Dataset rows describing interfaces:

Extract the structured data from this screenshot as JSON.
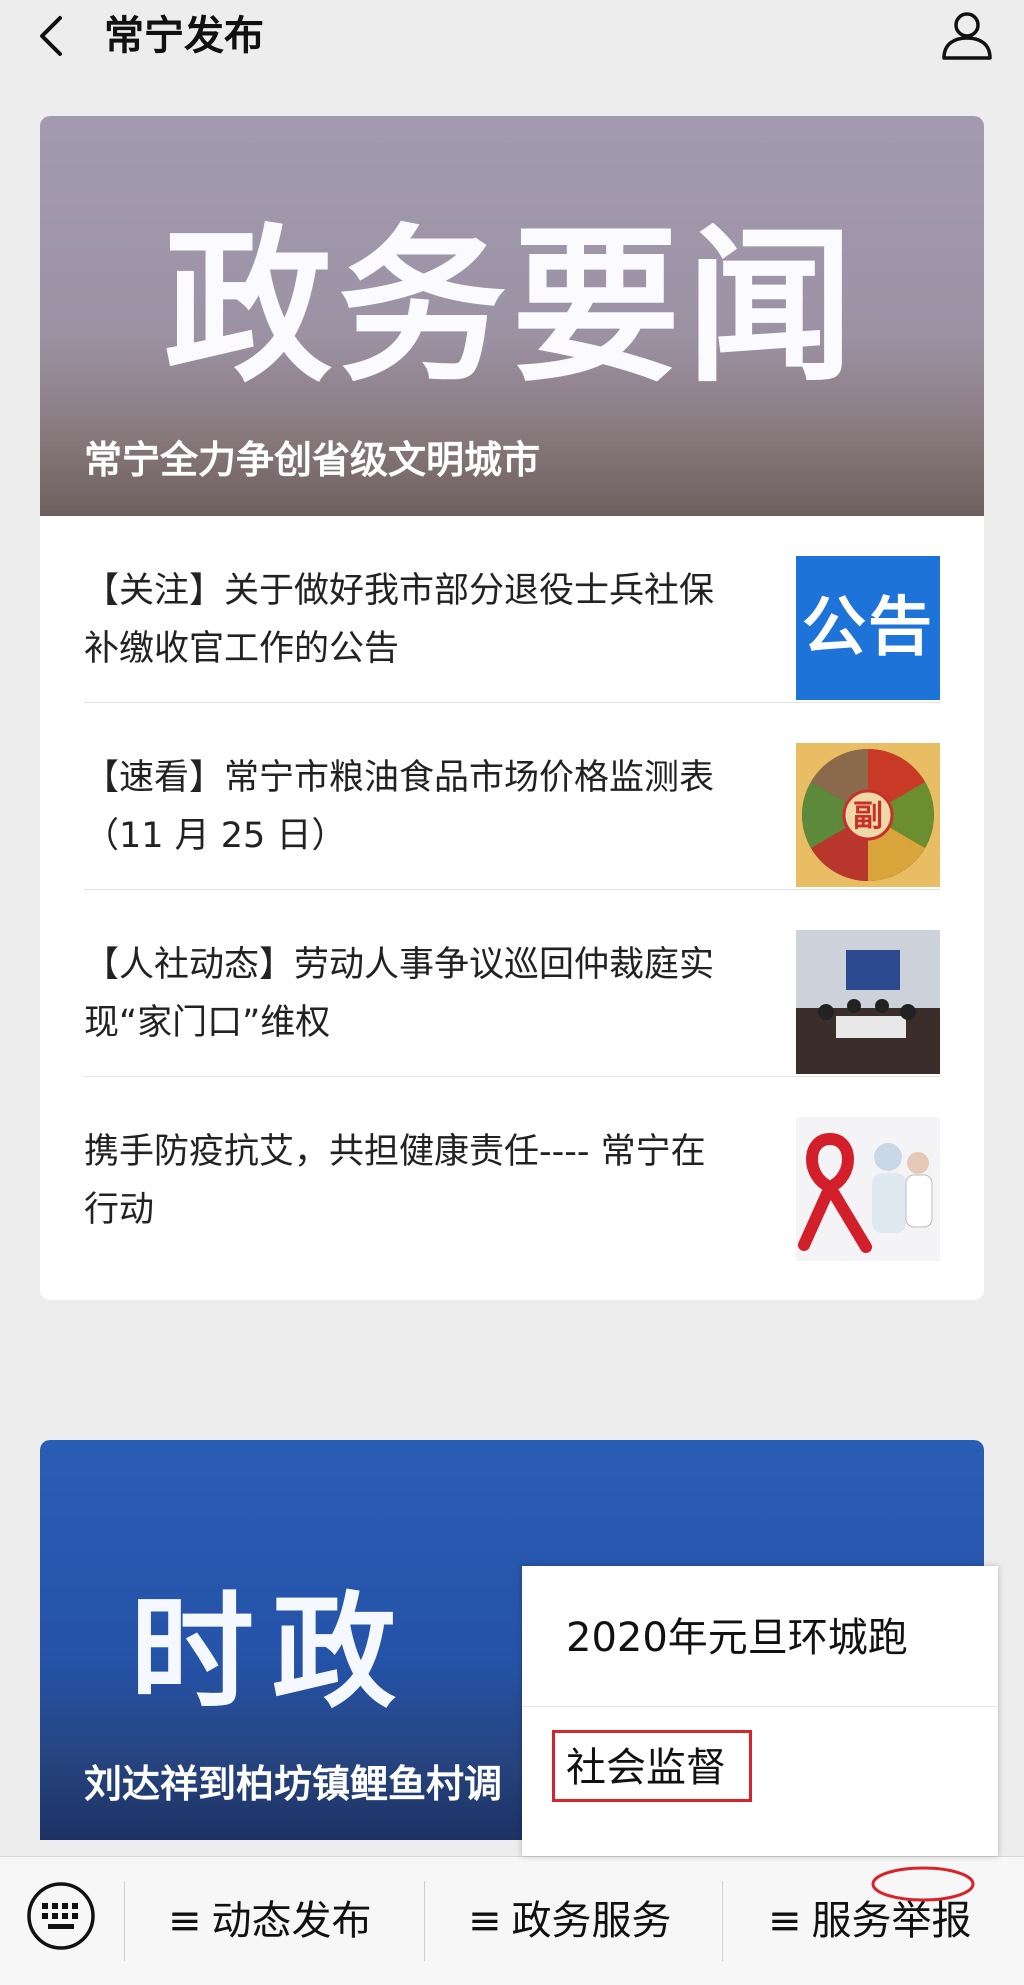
{
  "header": {
    "title": "常宁发布",
    "back_icon": "chevron-left-icon",
    "profile_icon": "person-icon"
  },
  "card1": {
    "hero_text": "政务要闻",
    "hero_caption": "常宁全力争创省级文明城市",
    "news": [
      {
        "title_line1": "【关注】关于做好我市部分退役士兵社保",
        "title_line2": "补缴收官工作的公告",
        "thumb_text": "公告"
      },
      {
        "title_line1": "【速看】常宁市粮油食品市场价格监测表",
        "title_line2": "（11 月 25 日）",
        "thumb_text": "副"
      },
      {
        "title_line1": "【人社动态】劳动人事争议巡回仲裁庭实",
        "title_line2": "现“家门口”维权"
      },
      {
        "title_line1": "携手防疫抗艾，共担健康责任---- 常宁在",
        "title_line2": "行动"
      }
    ]
  },
  "card2": {
    "hero_text": "时政",
    "hero_caption": "刘达祥到柏坊镇鲤鱼村调"
  },
  "popup": {
    "item1": "2020年元旦环城跑",
    "item2": "社会监督"
  },
  "bottom_menu": {
    "keyboard_icon": "keyboard-icon",
    "ham_glyph": "≡",
    "btn1": "动态发布",
    "btn2": "政务服务",
    "btn3": "服务举报"
  },
  "colors": {
    "highlight": "#d8232a",
    "notice_blue": "#1e73d8"
  }
}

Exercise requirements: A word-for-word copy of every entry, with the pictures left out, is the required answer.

Task response:
Extract the structured data from this screenshot as JSON.
{
  "header": {
    "title": "常宁发布",
    "back_icon": "chevron-left-icon",
    "profile_icon": "person-icon"
  },
  "card1": {
    "hero_text": "政务要闻",
    "hero_caption": "常宁全力争创省级文明城市",
    "news": [
      {
        "title_line1": "【关注】关于做好我市部分退役士兵社保",
        "title_line2": "补缴收官工作的公告",
        "thumb_text": "公告"
      },
      {
        "title_line1": "【速看】常宁市粮油食品市场价格监测表",
        "title_line2": "（11 月 25 日）",
        "thumb_text": "副"
      },
      {
        "title_line1": "【人社动态】劳动人事争议巡回仲裁庭实",
        "title_line2": "现“家门口”维权"
      },
      {
        "title_line1": "携手防疫抗艾，共担健康责任---- 常宁在",
        "title_line2": "行动"
      }
    ]
  },
  "card2": {
    "hero_text": "时政",
    "hero_caption": "刘达祥到柏坊镇鲤鱼村调"
  },
  "popup": {
    "item1": "2020年元旦环城跑",
    "item2": "社会监督"
  },
  "bottom_menu": {
    "keyboard_icon": "keyboard-icon",
    "ham_glyph": "≡",
    "btn1": "动态发布",
    "btn2": "政务服务",
    "btn3": "服务举报"
  },
  "colors": {
    "highlight": "#d8232a",
    "notice_blue": "#1e73d8"
  }
}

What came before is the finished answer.